On the eighth day of Navratri, also known as Maha Pooja, devotees honor Goddess Mahagauri, the eighth incarnation of the nine goddesses. Mahagauri is Lord Shiva’s wife and is called “Mahagauri” due to her extremely fair complexion, similar to that of the moon or snow. She has several other names, such as Shwetambardhara, Vrisharudha, Chaturbhuji, and Shambhavi, each representing a specific characteristic or attribute of the goddess. 

Ninth Day of Navratri – Goddess Siddhidatri

On the final day of Navratri, devotees celebrate the puja dedicated to Maa Siddhidatri, who is the ninth form of Goddess Durga. She is also known as Siddhidatri Maa because she offers her devotees all types of Siddhis or perfections. Another name for Maa Siddhidatri is Goddess Lakshmi, who symbolizes wealth, happiness, and success. Siddha, Gandharva, Asura, Deva, and Yaksha all worship this ninth avatar of Goddess Durga. According to the Markandeya Purana, there are eight Siddhis types: Anima, Mahima, Garima, Laghima, Prapti, Prakamya, Ishitwa, and Vashitva. By offering sincere devotion and a pure heart during the puja, devotees can receive the blessings of Maa Siddhidatri and attain all these Siddhis.

Final Thoughts

The festival of Navratri is a time of renewal, devotion, and celebration.
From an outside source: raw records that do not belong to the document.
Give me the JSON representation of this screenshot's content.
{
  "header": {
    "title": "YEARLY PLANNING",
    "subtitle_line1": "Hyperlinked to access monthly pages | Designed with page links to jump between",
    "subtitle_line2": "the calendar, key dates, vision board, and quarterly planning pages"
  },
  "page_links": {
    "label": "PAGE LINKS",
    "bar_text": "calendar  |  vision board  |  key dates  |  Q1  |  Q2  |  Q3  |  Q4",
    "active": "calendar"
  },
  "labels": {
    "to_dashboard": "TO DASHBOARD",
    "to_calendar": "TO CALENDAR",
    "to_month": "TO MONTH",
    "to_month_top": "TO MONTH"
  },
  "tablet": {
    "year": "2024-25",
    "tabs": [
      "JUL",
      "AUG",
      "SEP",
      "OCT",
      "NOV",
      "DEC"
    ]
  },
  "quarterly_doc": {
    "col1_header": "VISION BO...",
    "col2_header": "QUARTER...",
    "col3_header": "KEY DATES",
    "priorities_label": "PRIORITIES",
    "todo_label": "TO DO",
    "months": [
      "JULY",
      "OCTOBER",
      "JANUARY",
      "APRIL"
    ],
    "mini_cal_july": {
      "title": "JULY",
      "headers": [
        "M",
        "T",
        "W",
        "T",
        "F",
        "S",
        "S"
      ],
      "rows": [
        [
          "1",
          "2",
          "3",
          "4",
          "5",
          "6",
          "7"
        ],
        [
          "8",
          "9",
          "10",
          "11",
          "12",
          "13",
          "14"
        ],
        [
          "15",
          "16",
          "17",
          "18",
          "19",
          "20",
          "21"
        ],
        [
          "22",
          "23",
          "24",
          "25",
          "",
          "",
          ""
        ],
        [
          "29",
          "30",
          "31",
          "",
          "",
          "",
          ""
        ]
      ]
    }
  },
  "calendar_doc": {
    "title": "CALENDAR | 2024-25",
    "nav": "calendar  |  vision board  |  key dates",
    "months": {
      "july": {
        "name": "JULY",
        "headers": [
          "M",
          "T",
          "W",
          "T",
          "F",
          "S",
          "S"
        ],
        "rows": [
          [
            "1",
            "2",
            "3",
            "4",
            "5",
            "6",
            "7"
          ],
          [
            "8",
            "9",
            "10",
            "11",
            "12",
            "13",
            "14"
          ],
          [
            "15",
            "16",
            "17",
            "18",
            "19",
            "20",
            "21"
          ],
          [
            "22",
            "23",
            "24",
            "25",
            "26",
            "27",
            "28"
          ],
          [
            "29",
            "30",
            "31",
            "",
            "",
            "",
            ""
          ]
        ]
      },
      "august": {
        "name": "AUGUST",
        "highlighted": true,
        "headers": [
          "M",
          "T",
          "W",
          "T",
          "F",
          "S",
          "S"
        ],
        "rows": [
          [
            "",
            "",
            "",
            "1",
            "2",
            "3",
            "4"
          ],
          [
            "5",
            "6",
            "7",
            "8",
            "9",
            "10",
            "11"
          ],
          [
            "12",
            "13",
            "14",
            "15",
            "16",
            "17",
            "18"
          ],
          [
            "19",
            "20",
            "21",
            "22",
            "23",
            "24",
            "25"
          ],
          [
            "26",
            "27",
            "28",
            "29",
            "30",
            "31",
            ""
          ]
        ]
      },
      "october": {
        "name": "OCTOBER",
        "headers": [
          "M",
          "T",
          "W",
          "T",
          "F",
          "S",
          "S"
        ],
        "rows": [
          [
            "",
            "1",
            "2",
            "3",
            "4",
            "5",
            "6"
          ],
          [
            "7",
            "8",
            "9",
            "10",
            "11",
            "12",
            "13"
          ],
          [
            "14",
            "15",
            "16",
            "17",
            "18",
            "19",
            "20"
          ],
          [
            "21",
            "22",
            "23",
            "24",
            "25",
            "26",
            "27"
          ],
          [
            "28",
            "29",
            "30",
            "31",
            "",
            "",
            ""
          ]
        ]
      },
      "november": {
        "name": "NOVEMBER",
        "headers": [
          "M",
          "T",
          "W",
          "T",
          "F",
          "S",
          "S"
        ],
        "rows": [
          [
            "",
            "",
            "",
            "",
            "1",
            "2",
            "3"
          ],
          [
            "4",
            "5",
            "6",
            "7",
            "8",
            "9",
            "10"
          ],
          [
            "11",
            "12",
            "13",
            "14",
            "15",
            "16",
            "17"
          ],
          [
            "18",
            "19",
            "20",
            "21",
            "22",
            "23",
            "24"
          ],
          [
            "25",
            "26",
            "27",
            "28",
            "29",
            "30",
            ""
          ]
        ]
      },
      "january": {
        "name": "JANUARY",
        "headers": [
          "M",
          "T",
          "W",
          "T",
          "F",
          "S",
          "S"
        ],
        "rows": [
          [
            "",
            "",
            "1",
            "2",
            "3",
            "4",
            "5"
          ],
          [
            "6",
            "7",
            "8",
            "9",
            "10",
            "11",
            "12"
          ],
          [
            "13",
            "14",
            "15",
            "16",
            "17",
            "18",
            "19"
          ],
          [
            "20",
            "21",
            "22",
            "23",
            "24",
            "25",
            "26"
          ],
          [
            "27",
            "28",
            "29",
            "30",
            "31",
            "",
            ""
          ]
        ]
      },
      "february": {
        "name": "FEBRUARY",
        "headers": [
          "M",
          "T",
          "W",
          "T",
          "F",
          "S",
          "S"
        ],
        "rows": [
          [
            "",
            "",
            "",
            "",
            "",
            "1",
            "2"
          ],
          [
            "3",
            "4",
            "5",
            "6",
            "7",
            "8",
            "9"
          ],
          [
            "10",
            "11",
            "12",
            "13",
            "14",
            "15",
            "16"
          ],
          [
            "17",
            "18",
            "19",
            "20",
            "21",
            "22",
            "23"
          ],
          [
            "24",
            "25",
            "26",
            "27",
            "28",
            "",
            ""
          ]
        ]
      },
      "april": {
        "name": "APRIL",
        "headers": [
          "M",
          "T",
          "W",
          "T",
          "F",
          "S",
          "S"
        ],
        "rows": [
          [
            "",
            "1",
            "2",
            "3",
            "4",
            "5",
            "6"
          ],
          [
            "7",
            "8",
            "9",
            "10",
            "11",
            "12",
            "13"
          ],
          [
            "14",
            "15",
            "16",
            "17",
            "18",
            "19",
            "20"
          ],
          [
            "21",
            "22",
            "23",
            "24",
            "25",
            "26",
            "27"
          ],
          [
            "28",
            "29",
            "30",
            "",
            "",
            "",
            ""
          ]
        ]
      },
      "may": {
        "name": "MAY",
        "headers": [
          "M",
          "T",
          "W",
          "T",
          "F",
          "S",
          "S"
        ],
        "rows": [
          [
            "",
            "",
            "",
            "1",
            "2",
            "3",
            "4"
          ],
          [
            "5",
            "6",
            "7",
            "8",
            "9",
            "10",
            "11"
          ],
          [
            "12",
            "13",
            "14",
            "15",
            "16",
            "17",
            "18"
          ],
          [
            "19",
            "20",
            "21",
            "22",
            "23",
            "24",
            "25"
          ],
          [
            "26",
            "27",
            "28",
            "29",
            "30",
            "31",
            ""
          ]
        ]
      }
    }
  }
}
It gives us an opportunity to reflect on our inner selves and seek the blessings of the divine feminine. And with each passing day of Navratri, as we adorn ourselves in the sacred colors and offer our prayers, we are reminded of the eternal truth that goodness and light will always triumph over darkness and evil.

Celebrate Chaitra Navratri 2023 with puja samagri online and welcome the joy, peace, and prosperity in your life. May you be blessed with the grace and blessings of Goddess Durga, and may you emerge from the festival with renewed hope, strength, and positivity. Jai Mata Di!